All you need to do is look at the statistics to see why it’s a bad time to be building on Billionaires’ Row.
The Manhattan luxury market — the top 10 percent of the market — saw average prices drop by 15 percent and sales volume plummet 24 percent in 2018’s first quarter compared to the same time last year, according to Miller Samuel.
And inventory in the luxury sector rose at more than twice the rate of the overall market during that time.
More than six years after Extell Development’s 135-unit One57 launched sales and transformed the stretch of 57th Street into a luxury destination like no other, the submarket’s pipeline has ballooned to 615 units, according to an analysis by The Real Deal, which looked at the new condo pipeline — including both unsold units (minus in-contract properties) as well as units set to come online in the next few years.
Still, One57 and Harry Macklowe’s 432 Park have roughy 30 percent of their inventory to sell.
Nonetheless, Extell’s Gary Barnett is banking on the fact that there’s one more round of luxury sales to capture with his 179-unit Central Park Tower at 217 West 57th Street.
But even he has expressed concern about new condo inventory levels across the city.
“We are absolutely concerned about the amount of supply on the market, the amount of supply that’s in the pipeline,” he said at a recent conference in Brooklyn.
“Every developer has the tendency to think their project makes sense,” he added. “They’re thinking the same thing, and at the end of the day they all come to market. I think it’s a time to be careful; let the market digest.”
But unlike Lower Manhattan or the Lower East Side, Billionaires’ Row is seeing inventory decline — the pipeline has been shrinking steadily since 2016’s third quarter.
That may be because developers are staying away, perhaps because the barrier to entry is a lot higher than it is elsewhere and because the uber-luxury market is floundering.
Other projects that TRD classified as Billionaires’ Row — even if they’re not actually on 57th Street — are Hines’ MoMA Tower at 53 West 53rd Street, which has 169 units, and Vornado Realty Trust’s 220 Central Park South, which has 87 units and where there’s a palatial four-unit combo reportedly in contract for $250 million.
But the biggest wild card on the strip is JDS Development and PMG Group’s 60-unit 111 West 57th Street, which has been plagued by infighting among capital partners as the tower rises out of the ground.
Sources said the developers changed their marketing strategy last year. Instead of an all-out blitz to attract buyers by aggressively calling brokers, the developers pulled back and went for a quieter, more exclusive process — mimicking the strategy Vornado employed at 220 CPS.

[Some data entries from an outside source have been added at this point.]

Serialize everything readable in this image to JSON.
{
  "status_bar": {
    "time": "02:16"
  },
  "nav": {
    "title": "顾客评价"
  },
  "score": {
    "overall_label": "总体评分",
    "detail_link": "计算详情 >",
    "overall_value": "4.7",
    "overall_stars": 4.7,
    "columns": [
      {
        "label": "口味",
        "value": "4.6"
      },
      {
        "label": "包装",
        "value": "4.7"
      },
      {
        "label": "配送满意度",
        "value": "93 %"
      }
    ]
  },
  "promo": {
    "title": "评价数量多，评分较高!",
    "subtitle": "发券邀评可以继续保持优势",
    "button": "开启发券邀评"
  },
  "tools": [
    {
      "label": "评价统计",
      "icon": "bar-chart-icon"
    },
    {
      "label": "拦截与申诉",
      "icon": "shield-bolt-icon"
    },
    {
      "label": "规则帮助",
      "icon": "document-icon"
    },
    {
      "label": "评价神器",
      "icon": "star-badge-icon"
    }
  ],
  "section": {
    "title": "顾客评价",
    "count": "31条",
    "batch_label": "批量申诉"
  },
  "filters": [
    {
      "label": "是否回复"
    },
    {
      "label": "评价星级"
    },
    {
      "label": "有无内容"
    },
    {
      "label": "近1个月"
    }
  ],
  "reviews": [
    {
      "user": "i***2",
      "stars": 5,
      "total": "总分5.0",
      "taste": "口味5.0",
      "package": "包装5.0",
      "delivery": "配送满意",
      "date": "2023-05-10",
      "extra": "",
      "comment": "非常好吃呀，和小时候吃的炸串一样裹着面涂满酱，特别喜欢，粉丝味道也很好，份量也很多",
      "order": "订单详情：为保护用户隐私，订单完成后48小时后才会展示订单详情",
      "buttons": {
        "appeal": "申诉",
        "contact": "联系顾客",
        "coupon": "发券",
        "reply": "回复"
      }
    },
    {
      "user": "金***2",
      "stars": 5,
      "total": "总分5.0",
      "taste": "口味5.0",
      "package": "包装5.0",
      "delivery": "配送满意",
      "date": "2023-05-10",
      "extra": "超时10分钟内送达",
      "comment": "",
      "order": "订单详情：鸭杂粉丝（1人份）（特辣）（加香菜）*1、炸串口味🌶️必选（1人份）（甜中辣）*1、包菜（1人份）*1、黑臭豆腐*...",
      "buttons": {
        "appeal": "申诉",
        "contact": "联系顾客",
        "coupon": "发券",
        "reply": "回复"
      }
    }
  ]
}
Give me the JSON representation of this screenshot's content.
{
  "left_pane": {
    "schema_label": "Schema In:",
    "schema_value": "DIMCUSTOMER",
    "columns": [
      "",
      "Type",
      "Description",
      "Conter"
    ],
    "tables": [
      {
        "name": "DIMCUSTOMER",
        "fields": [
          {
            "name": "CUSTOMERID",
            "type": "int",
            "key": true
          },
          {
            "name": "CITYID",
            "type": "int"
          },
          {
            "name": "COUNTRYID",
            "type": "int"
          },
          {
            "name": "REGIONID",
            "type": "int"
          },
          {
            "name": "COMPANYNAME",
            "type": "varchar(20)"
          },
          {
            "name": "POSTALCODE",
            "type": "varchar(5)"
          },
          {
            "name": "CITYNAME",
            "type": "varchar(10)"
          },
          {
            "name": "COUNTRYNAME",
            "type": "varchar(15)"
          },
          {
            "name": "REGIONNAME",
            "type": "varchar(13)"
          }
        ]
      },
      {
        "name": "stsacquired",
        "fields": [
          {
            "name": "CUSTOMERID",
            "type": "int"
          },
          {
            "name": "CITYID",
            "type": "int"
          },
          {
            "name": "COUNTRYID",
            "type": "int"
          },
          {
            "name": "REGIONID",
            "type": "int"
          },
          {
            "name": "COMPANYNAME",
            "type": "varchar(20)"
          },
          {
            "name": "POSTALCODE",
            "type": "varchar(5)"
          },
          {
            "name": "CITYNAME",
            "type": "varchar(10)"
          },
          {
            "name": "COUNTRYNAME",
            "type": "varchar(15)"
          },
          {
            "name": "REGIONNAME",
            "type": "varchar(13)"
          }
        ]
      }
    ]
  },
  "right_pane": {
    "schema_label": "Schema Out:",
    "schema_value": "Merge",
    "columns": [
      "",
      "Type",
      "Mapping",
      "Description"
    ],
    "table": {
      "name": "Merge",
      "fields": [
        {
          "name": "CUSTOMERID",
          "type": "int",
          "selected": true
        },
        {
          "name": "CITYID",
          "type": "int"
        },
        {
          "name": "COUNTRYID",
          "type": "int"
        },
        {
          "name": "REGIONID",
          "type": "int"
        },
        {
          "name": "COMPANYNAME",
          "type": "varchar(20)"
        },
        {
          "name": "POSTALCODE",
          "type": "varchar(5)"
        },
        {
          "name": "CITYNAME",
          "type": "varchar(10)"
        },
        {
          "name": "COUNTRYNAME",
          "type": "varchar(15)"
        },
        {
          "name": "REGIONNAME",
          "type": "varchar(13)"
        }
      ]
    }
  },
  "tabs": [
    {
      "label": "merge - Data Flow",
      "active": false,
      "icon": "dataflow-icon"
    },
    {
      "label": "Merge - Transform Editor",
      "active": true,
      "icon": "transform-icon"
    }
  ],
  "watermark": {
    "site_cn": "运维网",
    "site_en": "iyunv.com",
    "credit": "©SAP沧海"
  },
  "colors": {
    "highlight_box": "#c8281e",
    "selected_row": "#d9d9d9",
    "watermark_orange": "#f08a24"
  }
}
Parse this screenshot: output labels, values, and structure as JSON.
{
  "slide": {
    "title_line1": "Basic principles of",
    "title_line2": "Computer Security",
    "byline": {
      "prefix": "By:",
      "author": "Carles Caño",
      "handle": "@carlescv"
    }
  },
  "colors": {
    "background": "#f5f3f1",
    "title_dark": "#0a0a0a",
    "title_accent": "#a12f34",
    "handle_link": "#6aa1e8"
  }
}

But it’s not just rival developers that Billionaires’ Row projects need to contend with. They’re also competing with investors in their own buildings, who bought units earlier in the cycle and are now looking to cash out.
Canadian billionaire Lawrence Stroll, for example, sold his 85th-story One57 pad in May for just shy of $54 million — a roughly $1.6 million haircut off the $55.6 million he paid in 2014.
At least three other units in the building have traded at a loss, and Extell kicked off a spate of sponsor unit sales earlier this year by offering deep discounts.
These resales can undercut prices for sponsors.
“A lot of buyers got in early when deals were reached with meat on the bone,” said Elliman broker Michael Graves, referring to the low prices they bought at, which offer upside for selling.
Graves added that investors feel a sense of urgency to try and sell now, fearing that if they wait too long their apartments will be “yesterday’s news.”
“There’s very little to lose by trying to sell an apartment now, knowing that if the sale doesn’t go through it will be off-market for three to six years,” he said.
And by that time, Graves believes, the next batch of luxury buyers could lose interest in the supertall towers along 57th Street.
“I believe the next wave of high-net-worth buyers, frankly, is not going to be all that interested in living on the southern quarter of Central Park,” he said.
Instead, he predicted they’d be “tech-savvy, entrepreneurial types, and they will want to be Downtown where the energy is.”
The question is, can the developers on Billionaires’ Row unload their inventory before that happens?